|Maria Longworth Nichols Storer|
Storer was born two years later in 1849. Like McLaughlin, she was the youngest of three children and the only girl. Storer grew up in an extremely comfortable household; her grandfather was Nicholas Longworth, a great philanthropist and patron of the arts, as well as the city’s first millionaire, and the nation’s second richest citizen. As a child she was surrounded by her family’s art collection, and she had her early education in art and music in a schoolroom at Rookwood, her family estate. Later, she also attended Miss Appleton’s Private School for Girls (1862-1865).

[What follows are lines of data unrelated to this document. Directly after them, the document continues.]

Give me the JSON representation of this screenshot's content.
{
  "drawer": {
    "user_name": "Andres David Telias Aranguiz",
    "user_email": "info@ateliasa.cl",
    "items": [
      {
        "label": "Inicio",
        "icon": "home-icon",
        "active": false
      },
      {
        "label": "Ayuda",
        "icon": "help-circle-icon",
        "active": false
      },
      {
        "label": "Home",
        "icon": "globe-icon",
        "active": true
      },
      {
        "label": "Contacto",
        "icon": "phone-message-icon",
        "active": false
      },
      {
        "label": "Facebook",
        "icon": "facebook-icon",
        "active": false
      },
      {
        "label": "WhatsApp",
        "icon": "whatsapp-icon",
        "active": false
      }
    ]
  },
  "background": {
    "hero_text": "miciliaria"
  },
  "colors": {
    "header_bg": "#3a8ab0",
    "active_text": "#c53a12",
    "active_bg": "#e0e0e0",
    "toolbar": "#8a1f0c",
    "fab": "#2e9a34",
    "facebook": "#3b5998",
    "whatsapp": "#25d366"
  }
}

Storer was tutored privately at home. McLaughlin studied at the University of Cincinnati School of Design, later the Art Academy of Cincinnati.

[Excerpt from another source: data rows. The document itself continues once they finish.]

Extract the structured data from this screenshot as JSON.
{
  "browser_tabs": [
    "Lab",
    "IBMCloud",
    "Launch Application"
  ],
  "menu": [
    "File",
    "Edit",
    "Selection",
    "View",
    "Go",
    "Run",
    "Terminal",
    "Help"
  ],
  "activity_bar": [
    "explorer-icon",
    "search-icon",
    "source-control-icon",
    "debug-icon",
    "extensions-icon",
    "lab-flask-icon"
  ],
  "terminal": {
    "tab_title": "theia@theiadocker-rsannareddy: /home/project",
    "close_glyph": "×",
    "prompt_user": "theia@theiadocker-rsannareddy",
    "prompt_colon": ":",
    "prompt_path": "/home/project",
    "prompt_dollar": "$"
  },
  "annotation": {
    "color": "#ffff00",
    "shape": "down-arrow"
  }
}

|MLN Rookwood vase|
The first important event that showcased the china painting work of the two divas and their colleagues was The Centennial Tea Party, held in 1875. The mission of the Tea Party was to raise funds for the Cincinnati display at the American Centennial Exhibition that was to be mounted in Philadelphia for the 1876 centennial celebration.
|MLN Rookwood Vase|

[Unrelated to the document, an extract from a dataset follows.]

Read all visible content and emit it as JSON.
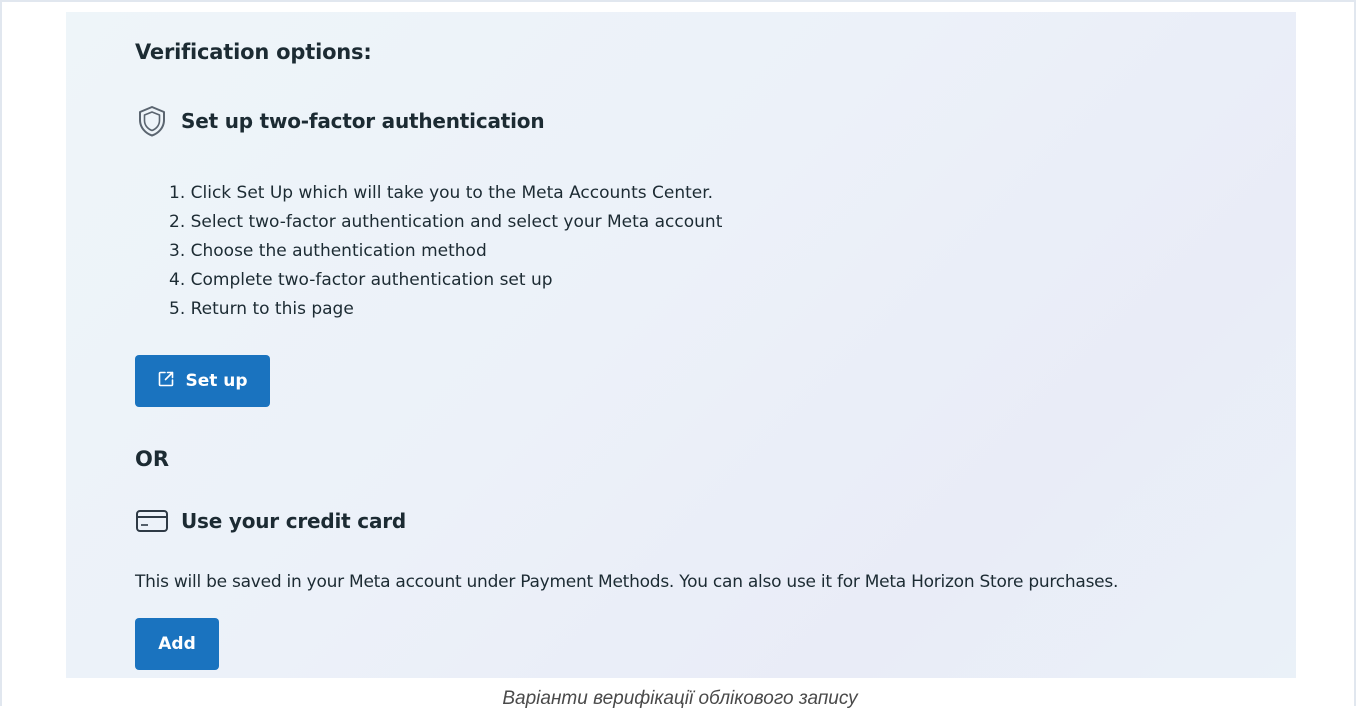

Storer's enthusiasm reached such a fever pitch in 1880 that she asked her father to import an entire Japanese pottery to Cincinnati, including all the workmen and supplies. He refused, instead offering her an old schoolhouse he had purchased that she could convert to a pottery, which she would open by the end of the year.
In late September 1877, McLaughlin had published her book on china painting titled China Painting: A Practical Manual for the Use of Amateurs in the Decoration of Hard Porcelain. This was the first manual on the subject in the United States written by a woman for women. . The manual was so popular among women that it was published in at least ten editions and sold over twenty thousand copies.
|details, Rookwood vases|
Published shortly after in 1878 was George Nichols’s (Storer’s husband) book on pottery in which she did all the illustrations in the Japanese style. As each woman contributed to the field, the other followed with a trump, cementing their rivalry.
To promote women’s work in ceramics, in 1879 McLaughlin created the Cincinnati Pottery Club, the first women’s ceramic club in the United States. Thirteen ladies were invited to join the club, however, one individual, Storer, did not respond.
While McLaughlin did in fact invite her to join, Storer claimed she did not receive the invitation, reacted with indignation and refused to join. (There are still conflicting accounts of this perceived snub in internet sources). Storer's biographer, Anita Ellis, says she would take a back seat to no one, and joining the Club would mean that she would become a follower to McLaughlin, the club’s president. Her refusal to join ultimately led her to begin her own company, which she called Rookwood Pottery in 1880.
From the beginning, Rookwood faced several obstacles. Located on the river, in her father’s schoolhouse, the pottery was victim to annual flooding. Also, in the first years, the Pottery made very little money and Storer pulled from her own purse and that of her father’s to support her interest. In late 1883, Storer’s father helped her select a reliable, experienced manager for Rookwood. William Watts Taylor would be the saving grace for the struggling pottery. By 1889, Rookwood was a national and international success and truly considered the center of art pottery in Cincinnati.
McLaughlin published her second book Pottery Decoration under the Glaze in August of 1880. This manual discusses all steps of the underglaze technique. Since her discovery, underglaze decoration had become so popular that she felt she needed to create a manual in her own words that detailed the process.
McLaughlin’s ceramic career and that of the Cincinnati Pottery Club took a huge blow one year later in 1881. The Dallas Pottery, where they were located, closed when it's founder passed away. In 1882 the Pottery Club moved to Rookwood Pottery and rented a room from Storer.
This situation served Storer well; she could support her fledgling pottery with the Club’s rent and could keep an eye on the Pottery Club’s work. So just two years after the club was founded, it became a tennant of the rival Rookwood Pottery belonging to Storer.
The club finally came to an end shortly after their tenth reception, held on May 27, 1890. Their final exhibition together was at the 1893 World’s Columbian Exposition in Chicago.
Between 1888 and 1889, Rookwood won several awards in competition, including two first prizes at the Pottery and Porcelain Exhibition in Philadelphia and a gold medal at the Paris Exposition. Worldwide acclaim brought financial success, and Storer transferred ownership of Rookwood to William Watts Taylor. That same year, Storer moved to Washington, D.C. with her new husband, Bellamy Storer, who was in public office. The pottery remained open another 75 years.
The chapter of her life that included her rivalry with Louise and her creative ventures in art pottery had come to a close. From 1897 to her death in 1932 Storer lived almost exclusively in Europe.